Cosmic Star Formation
I have had a long-standing interest in studying star formation across cosmic time. Together with Ian Smail, I co-led the UKIRT large Campaign Project HiZELS. This project used the wide-field near-infrared imaging capabilities of the WFCAM telescope, together with narrow-band filters, to select emission line galaxies across all of cosmic time. Emission-line surveys are a particularly powerful method for tracing the evolution of cosmic star formation: galaxies are identified on the strength of their emission line and thus crudely represent a star-formation rate-selected sample, which must lie in a narrow range in redshift. Using a number of narrow-band filters we have used a single technique to target H-alpha emitters across a wide range of redshifts, yielding large and representative samples at each epoch and with a uniform selection function. Using these samples we have traced the evolution in the star-formation rate density across the epoch of peak activity in galaxies, as well as its distribution amongst the galaxy population. The project has now evolved into a phase of extensive follow-up studies of sub-samples of the HiZELS sources to understand in detail the evolving properties of star-forming galaxies. I am now using samples of radio sources from deep extragalactic surveys to continue and extend these studies, forming an ideal complement.
LOFAR is a next-generation radio telescope, constructed in the Netherlands and around Europe, which commenced operations in 2012. It has opened up a completely new low-frequency radio regime, as well as offering the deepest large-sky area radio surveys prior to the Square Kilometer Array. I am PI of LOFAR-UK, which is a consortium of over 20 Universities coordinating the UK's efforts in LOFAR, and am the Chair of the LOFAR International Telescope Board. Scientifically, I am a core member of the LOFAR Surveys Key Science Project carrying out deep Extragalactic Surveys with LOFAR - with the first survery data release in early 2019. I lead responsibility for deep blank fields and for studies of the evolution of star-forming galaxies and AGN.
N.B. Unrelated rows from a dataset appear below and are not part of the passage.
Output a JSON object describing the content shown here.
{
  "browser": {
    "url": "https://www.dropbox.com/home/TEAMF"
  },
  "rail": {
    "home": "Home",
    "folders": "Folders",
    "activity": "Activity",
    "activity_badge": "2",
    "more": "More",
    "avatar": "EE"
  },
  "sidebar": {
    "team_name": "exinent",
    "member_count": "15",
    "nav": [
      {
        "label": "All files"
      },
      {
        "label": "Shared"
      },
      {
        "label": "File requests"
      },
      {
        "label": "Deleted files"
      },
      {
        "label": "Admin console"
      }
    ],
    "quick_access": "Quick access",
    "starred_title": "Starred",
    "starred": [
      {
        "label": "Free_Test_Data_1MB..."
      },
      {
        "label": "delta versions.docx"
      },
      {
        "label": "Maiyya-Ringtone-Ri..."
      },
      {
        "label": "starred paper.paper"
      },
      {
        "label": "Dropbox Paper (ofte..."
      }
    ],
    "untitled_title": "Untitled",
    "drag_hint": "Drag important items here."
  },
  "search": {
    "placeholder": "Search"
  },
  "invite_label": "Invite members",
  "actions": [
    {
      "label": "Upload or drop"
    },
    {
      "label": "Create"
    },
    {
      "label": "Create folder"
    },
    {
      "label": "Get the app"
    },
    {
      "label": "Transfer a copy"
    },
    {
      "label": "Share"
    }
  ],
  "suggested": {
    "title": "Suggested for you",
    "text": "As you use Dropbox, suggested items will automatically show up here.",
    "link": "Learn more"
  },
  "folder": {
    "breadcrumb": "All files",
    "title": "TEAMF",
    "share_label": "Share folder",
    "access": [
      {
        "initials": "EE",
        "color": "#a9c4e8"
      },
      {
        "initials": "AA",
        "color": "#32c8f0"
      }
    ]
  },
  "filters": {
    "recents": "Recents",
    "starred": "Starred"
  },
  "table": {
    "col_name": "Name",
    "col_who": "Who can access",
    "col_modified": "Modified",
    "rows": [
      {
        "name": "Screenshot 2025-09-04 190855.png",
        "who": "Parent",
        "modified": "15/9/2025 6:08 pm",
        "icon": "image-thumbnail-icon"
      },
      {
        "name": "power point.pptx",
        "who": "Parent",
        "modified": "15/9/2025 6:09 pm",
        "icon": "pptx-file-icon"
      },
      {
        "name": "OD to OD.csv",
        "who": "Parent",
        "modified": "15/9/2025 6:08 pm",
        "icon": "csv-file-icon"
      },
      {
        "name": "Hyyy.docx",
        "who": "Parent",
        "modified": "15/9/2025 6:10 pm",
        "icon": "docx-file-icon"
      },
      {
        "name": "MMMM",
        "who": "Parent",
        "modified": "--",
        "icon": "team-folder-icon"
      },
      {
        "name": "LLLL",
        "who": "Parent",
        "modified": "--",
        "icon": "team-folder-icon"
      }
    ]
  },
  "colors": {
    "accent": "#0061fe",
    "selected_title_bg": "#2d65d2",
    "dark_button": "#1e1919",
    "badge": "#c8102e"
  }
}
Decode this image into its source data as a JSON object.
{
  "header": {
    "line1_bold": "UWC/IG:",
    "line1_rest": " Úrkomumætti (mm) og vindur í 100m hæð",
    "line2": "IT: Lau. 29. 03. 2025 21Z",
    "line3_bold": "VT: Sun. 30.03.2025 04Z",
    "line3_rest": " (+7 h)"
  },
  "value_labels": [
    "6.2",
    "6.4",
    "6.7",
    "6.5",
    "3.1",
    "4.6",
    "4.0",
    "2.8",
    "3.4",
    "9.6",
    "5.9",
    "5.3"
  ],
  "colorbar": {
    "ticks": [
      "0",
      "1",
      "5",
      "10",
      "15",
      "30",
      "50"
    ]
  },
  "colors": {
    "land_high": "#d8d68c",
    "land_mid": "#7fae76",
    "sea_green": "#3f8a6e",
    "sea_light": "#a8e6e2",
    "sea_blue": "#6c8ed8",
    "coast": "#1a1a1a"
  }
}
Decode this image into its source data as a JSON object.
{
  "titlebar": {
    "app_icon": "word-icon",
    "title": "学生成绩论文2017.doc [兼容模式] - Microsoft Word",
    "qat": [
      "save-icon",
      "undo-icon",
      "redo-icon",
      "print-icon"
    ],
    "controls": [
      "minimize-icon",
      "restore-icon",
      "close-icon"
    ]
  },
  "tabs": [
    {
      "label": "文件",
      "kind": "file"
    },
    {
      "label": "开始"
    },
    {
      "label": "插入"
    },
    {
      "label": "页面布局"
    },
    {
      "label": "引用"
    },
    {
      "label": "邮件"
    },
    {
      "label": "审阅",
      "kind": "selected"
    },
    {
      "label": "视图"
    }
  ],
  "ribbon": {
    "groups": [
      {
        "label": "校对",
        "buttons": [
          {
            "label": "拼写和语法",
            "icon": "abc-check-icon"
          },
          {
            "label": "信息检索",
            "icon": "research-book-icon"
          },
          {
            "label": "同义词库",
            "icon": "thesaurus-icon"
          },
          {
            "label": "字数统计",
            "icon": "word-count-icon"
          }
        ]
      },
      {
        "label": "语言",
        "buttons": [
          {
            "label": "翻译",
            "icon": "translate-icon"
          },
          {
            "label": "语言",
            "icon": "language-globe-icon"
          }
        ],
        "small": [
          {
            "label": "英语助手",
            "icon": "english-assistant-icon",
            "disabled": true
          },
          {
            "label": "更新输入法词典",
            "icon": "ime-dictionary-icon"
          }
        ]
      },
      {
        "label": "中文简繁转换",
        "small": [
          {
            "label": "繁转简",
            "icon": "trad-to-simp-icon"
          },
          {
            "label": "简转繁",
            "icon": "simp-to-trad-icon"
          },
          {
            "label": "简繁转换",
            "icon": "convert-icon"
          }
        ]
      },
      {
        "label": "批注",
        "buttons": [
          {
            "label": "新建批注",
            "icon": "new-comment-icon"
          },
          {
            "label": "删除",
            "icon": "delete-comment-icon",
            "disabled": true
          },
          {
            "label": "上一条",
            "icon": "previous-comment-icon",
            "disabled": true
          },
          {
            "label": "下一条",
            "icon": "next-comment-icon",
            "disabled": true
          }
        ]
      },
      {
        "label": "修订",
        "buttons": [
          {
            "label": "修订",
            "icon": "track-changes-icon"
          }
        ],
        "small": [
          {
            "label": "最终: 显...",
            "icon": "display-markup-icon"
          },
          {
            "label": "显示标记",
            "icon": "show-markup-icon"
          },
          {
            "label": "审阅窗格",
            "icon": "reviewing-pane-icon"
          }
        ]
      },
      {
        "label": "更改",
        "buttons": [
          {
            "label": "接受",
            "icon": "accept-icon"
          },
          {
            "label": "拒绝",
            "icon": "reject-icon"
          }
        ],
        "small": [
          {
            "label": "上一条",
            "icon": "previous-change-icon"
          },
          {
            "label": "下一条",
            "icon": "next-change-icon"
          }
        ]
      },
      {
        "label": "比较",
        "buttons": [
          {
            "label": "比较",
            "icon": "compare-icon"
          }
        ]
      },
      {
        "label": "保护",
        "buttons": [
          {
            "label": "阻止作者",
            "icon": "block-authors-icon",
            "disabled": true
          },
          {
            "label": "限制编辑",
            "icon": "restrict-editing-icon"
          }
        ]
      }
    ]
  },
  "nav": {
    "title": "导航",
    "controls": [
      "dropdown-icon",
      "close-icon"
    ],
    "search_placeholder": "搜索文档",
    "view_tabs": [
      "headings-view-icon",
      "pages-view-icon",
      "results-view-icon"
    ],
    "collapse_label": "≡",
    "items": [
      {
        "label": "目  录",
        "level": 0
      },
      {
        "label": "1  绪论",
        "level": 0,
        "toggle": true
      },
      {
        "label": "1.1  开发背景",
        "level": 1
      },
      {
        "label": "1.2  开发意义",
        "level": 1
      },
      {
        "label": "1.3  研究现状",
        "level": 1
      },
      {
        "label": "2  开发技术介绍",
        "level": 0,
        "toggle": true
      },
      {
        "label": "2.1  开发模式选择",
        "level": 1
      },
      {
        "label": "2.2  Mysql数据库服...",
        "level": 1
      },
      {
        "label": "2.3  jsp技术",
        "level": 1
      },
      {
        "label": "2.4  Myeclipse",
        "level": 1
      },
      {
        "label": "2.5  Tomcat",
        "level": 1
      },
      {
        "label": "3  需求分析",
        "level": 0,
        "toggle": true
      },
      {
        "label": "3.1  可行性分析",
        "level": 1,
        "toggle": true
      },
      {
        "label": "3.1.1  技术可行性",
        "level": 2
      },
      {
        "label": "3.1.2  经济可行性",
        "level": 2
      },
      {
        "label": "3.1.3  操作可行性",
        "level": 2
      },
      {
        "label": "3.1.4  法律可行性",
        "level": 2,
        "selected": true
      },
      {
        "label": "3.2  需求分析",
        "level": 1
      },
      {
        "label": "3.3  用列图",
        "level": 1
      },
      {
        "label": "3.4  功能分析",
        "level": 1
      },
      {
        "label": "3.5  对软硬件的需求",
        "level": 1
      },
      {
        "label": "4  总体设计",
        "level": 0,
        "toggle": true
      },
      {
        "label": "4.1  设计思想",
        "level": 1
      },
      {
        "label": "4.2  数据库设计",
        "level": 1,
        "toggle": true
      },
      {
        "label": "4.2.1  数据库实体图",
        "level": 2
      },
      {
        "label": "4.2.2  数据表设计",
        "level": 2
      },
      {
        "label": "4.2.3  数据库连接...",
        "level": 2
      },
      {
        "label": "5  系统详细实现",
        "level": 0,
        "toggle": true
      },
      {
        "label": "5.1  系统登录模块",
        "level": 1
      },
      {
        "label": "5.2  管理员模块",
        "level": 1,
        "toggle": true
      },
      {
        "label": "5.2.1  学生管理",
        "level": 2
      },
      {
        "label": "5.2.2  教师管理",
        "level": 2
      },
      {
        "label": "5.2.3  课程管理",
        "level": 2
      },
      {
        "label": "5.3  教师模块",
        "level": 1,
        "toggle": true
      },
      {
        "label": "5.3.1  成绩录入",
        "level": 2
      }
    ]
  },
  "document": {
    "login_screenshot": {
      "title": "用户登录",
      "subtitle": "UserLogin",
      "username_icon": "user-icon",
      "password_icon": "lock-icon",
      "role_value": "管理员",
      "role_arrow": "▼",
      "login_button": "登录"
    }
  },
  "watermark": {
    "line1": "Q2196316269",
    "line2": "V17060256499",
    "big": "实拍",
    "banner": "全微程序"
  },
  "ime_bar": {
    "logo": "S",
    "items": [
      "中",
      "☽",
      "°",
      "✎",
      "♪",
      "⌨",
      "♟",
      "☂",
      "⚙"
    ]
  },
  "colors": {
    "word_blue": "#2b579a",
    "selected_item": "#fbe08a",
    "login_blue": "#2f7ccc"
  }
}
Looking further to the future, I am involved with efforts to build the Square Kilometer Array. I am the UK's Science Director for SKA, and represent the UK on the SKAO Board of Directors.
Other interests:
I also work on many other topics relating to cosmology and to galaxy formation and evolution. I have a long-standing interest in groups and clusters of galaxies, and the effect of environment on both star-formation and AGN activity.